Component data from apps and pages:
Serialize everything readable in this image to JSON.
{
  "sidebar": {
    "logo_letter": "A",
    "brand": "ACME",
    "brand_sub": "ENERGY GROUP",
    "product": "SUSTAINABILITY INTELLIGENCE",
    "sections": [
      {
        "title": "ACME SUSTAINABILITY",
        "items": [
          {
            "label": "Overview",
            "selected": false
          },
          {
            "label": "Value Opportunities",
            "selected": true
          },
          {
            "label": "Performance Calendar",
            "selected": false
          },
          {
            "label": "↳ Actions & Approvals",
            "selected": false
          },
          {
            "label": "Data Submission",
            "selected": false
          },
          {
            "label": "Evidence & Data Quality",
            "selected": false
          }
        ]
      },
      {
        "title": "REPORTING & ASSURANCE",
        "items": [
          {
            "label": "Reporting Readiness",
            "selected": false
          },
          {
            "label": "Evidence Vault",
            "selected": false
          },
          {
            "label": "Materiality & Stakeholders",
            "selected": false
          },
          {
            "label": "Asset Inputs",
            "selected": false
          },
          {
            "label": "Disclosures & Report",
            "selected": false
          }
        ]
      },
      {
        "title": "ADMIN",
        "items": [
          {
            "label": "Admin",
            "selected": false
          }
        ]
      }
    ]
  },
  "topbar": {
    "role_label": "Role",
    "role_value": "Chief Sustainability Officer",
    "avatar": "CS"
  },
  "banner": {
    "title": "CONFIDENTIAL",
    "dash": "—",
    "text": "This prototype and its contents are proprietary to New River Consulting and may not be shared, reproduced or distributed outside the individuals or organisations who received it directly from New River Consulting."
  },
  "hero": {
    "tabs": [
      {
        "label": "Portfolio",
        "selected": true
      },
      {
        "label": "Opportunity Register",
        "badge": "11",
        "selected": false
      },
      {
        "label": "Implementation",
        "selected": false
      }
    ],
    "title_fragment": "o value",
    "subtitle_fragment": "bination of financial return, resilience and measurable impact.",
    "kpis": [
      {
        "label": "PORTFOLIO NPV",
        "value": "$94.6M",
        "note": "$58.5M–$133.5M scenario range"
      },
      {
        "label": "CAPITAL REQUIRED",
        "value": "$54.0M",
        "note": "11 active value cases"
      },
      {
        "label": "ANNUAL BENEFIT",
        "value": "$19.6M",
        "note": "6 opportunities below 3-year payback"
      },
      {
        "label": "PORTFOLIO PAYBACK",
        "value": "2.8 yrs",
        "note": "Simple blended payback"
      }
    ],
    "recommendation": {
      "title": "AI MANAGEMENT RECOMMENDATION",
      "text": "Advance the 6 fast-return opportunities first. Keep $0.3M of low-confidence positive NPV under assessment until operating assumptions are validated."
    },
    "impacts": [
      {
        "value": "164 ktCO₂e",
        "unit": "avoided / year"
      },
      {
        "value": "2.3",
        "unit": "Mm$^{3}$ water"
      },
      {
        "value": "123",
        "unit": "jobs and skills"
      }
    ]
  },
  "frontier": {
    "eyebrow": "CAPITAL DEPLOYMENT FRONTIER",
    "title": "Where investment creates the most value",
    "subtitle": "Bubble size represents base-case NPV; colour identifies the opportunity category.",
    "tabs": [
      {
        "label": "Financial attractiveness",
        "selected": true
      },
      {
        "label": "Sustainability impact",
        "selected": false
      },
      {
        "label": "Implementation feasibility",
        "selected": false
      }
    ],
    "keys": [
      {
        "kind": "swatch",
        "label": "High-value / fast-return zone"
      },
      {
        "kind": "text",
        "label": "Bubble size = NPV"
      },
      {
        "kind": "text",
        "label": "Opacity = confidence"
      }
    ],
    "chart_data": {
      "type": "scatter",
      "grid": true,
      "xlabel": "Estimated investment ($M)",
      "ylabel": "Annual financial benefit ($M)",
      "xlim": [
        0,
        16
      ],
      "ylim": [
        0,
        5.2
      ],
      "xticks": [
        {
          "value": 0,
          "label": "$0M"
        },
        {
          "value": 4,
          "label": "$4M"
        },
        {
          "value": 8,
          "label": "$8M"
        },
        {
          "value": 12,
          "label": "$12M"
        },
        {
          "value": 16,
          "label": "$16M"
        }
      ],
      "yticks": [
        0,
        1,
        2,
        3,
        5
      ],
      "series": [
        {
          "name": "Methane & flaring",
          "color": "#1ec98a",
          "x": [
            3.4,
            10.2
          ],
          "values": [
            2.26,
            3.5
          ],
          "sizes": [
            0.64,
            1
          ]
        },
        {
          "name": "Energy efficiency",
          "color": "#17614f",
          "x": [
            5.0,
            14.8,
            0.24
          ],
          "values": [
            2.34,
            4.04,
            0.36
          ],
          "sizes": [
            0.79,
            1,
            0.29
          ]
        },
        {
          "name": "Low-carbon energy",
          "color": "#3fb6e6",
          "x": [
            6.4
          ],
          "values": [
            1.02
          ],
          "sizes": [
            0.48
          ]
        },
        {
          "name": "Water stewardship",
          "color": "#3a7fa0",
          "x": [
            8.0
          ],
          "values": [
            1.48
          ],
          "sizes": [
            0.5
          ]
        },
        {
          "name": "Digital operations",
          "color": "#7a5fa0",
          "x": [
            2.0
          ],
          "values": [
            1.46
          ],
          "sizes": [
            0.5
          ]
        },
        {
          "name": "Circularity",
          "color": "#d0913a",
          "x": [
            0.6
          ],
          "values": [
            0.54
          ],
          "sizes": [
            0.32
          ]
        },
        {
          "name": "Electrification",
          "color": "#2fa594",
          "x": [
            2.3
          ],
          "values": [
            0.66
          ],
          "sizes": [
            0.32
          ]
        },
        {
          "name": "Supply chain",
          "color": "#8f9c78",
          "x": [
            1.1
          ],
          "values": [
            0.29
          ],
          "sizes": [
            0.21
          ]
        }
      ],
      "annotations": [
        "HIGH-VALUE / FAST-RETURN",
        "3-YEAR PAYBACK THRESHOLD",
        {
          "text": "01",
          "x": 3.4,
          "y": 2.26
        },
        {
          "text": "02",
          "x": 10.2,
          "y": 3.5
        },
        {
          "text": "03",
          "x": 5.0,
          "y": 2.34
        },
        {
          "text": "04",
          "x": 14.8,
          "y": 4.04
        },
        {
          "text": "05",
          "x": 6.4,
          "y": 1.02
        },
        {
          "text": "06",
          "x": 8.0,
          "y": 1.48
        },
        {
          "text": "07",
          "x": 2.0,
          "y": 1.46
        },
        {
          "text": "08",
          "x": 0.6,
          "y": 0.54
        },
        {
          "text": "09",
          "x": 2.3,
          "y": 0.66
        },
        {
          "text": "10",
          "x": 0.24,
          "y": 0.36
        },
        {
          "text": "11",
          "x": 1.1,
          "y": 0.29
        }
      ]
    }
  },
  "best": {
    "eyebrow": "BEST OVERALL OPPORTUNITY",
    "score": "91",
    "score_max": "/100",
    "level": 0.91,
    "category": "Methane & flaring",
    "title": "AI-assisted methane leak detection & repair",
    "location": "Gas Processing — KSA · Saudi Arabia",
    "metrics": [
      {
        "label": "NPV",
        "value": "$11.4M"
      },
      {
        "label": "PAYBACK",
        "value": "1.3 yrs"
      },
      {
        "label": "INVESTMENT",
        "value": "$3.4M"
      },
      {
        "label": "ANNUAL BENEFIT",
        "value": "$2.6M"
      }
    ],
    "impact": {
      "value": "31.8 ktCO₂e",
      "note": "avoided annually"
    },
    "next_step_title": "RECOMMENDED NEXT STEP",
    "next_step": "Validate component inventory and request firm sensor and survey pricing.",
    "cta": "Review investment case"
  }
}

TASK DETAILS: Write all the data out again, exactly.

RESULT:
Serialize everything readable in this image to JSON.
{
  "sidebar": {
    "logo_letter": "A",
    "brand": "ACME",
    "brand_sub": "ENERGY GROUP",
    "product": "SUSTAINABILITY INTELLIGENCE",
    "sections": [
      {
        "title": "ACME SUSTAINABILITY",
        "items": [
          {
            "label": "Overview",
            "selected": false
          },
          {
            "label": "Value Opportunities",
            "selected": true
          },
          {
            "label": "Performance Calendar",
            "selected": false
          },
          {
            "label": "↳ Actions & Approvals",
            "selected": false
          },
          {
            "label": "Data Submission",
            "selected": false
          },
          {
            "label": "Evidence & Data Quality",
            "selected": false
          }
        ]
      },
      {
        "title": "REPORTING & ASSURANCE",
        "items": [
          {
            "label": "Reporting Readiness",
            "selected": false
          },
          {
            "label": "Evidence Vault",
            "selected": false
          },
          {
            "label": "Materiality & Stakeholders",
            "selected": false
          },
          {
            "label": "Asset Inputs",
            "selected": false
          },
          {
            "label": "Disclosures & Report",
            "selected": false
          }
        ]
      },
      {
        "title": "ADMIN",
        "items": [
          {
            "label": "Admin",
            "selected": false
          }
        ]
      }
    ]
  },
  "topbar": {
    "role_label": "Role",
    "role_value": "Chief Sustainability Officer",
    "avatar": "CS"
  },
  "banner": {
    "title": "CONFIDENTIAL",
    "dash": "—",
    "text": "This prototype and its contents are proprietary to New River Consulting and may not be shared, reproduced or distributed outside the individuals or organisations who received it directly from New River Consulting."
  },
  "hero": {
    "tabs": [
      {
        "label": "Portfolio",
        "selected": true
      },
      {
        "label": "Opportunity Register",
        "badge": "11",
        "selected": false
      },
      {
        "label": "Implementation",
        "selected": false
      }
    ],
    "title_fragment": "o value",
    "subtitle_fragment": "bination of financial return, resilience and measurable impact.",
    "kpis": [
      {
        "label": "PORTFOLIO NPV",
        "value": "$94.6M",
        "note": "$58.5M–$133.5M scenario range"
      },
      {
        "label": "CAPITAL REQUIRED",
        "value": "$54.0M",
        "note": "11 active value cases"
      },
      {
        "label": "ANNUAL BENEFIT",
        "value": "$19.6M",
        "note": "6 opportunities below 3-year payback"
      },
      {
        "label": "PORTFOLIO PAYBACK",
        "value": "2.8 yrs",
        "note": "Simple blended payback"
      }
    ],
    "recommendation": {
      "title": "AI MANAGEMENT RECOMMENDATION",
      "text": "Advance the 6 fast-return opportunities first. Keep $0.3M of low-confidence positive NPV under assessment until operating assumptions are validated."
    },
    "impacts": [
      {
        "value": "164 ktCO₂e",
        "unit": "avoided / year"
      },
      {
        "value": "2.3",
        "unit": "Mm$^{3}$ water"
      },
      {
        "value": "123",
        "unit": "jobs and skills"
      }
    ]
  },
  "frontier": {
    "eyebrow": "CAPITAL DEPLOYMENT FRONTIER",
    "title": "Where investment creates the most value",
    "subtitle": "Bubble size represents base-case NPV; colour identifies the opportunity category.",
    "tabs": [
      {
        "label": "Financial attractiveness",
        "selected": true
      },
      {
        "label": "Sustainability impact",
        "selected": false
      },
      {
        "label": "Implementation feasibility",
        "selected": false
      }
    ],
    "keys": [
      {
        "kind": "swatch",
        "label": "High-value / fast-return zone"
      },
      {
        "kind": "text",
        "label": "Bubble size = NPV"
      },
      {
        "kind": "text",
        "label": "Opacity = confidence"
      }
    ],
    "chart_data": {
      "type": "scatter",
      "grid": true,
      "xlabel": "Estimated investment ($M)",
      "ylabel": "Annual financial benefit ($M)",
      "xlim": [
        0,
        16
      ],
      "ylim": [
        0,
        5.2
      ],
      "xticks": [
        {
          "value": 0,
          "label": "$0M"
        },
        {
          "value": 4,
          "label": "$4M"
        },
        {
          "value": 8,
          "label": "$8M"
        },
        {
          "value": 12,
          "label": "$12M"
        },
        {
          "value": 16,
          "label": "$16M"
        }
      ],
      "yticks": [
        0,
        1,
        2,
        3,
        5
      ],
      "series": [
        {
          "name": "Methane & flaring",
          "color": "#1ec98a",
          "x": [
            3.4,
            10.2
          ],
          "values": [
            2.26,
            3.5
          ],
          "sizes": [
            0.64,
            1
          ]
        },
        {
          "name": "Energy efficiency",
          "color": "#17614f",
          "x": [
            5.0,
            14.8,
            0.24
          ],
          "values": [
            2.34,
            4.04,
            0.36
          ],
          "sizes": [
            0.79,
            1,
            0.29
          ]
        },
        {
          "name": "Low-carbon energy",
          "color": "#3fb6e6",
          "x": [
            6.4
          ],
          "values": [
            1.02
          ],
          "sizes": [
            0.48
          ]
        },
        {
          "name": "Water stewardship",
          "color": "#3a7fa0",
          "x": [
            8.0
          ],
          "values": [
            1.48
          ],
          "sizes": [
            0.5
          ]
        },
        {
          "name": "Digital operations",
          "color": "#7a5fa0",
          "x": [
            2.0
          ],
          "values": [
            1.46
          ],
          "sizes": [
            0.5
          ]
        },
        {
          "name": "Circularity",
          "color": "#d0913a",
          "x": [
            0.6
          ],
          "values": [
            0.54
          ],
          "sizes": [
            0.32
          ]
        },
        {
          "name": "Electrification",
          "color": "#2fa594",
          "x": [
            2.3
          ],
          "values": [
            0.66
          ],
          "sizes": [
            0.32
          ]
        },
        {
          "name": "Supply chain",
          "color": "#8f9c78",
          "x": [
            1.1
          ],
          "values": [
            0.29
          ],
          "sizes": [
            0.21
          ]
        }
      ],
      "annotations": [
        "HIGH-VALUE / FAST-RETURN",
        "3-YEAR PAYBACK THRESHOLD",
        {
          "text": "01",
          "x": 3.4,
          "y": 2.26
        },
        {
          "text": "02",
          "x": 10.2,
          "y": 3.5
        },
        {
          "text": "03",
          "x": 5.0,
          "y": 2.34
        },
        {
          "text": "04",
          "x": 14.8,
          "y": 4.04
        },
        {
          "text": "05",
          "x": 6.4,
          "y": 1.02
        },
        {
          "text": "06",
          "x": 8.0,
          "y": 1.48
        },
        {
          "text": "07",
          "x": 2.0,
          "y": 1.46
        },
        {
          "text": "08",
          "x": 0.6,
          "y": 0.54
        },
        {
          "text": "09",
          "x": 2.3,
          "y": 0.66
        },
        {
          "text": "10",
          "x": 0.24,
          "y": 0.36
        },
        {
          "text": "11",
          "x": 1.1,
          "y": 0.29
        }
      ]
    }
  },
  "best": {
    "eyebrow": "BEST OVERALL OPPORTUNITY",
    "score": "91",
    "score_max": "/100",
    "level": 0.91,
    "category": "Methane & flaring",
    "title": "AI-assisted methane leak detection & repair",
    "location": "Gas Processing — KSA · Saudi Arabia",
    "metrics": [
      {
        "label": "NPV",
        "value": "$11.4M"
      },
      {
        "label": "PAYBACK",
        "value": "1.3 yrs"
      },
      {
        "label": "INVESTMENT",
        "value": "$3.4M"
      },
      {
        "label": "ANNUAL BENEFIT",
        "value": "$2.6M"
      }
    ],
    "impact": {
      "value": "31.8 ktCO₂e",
      "note": "avoided annually"
    },
    "next_step_title": "RECOMMENDED NEXT STEP",
    "next_step": "Validate component inventory and request firm sensor and survey pricing.",
    "cta": "Review investment case"
  }
}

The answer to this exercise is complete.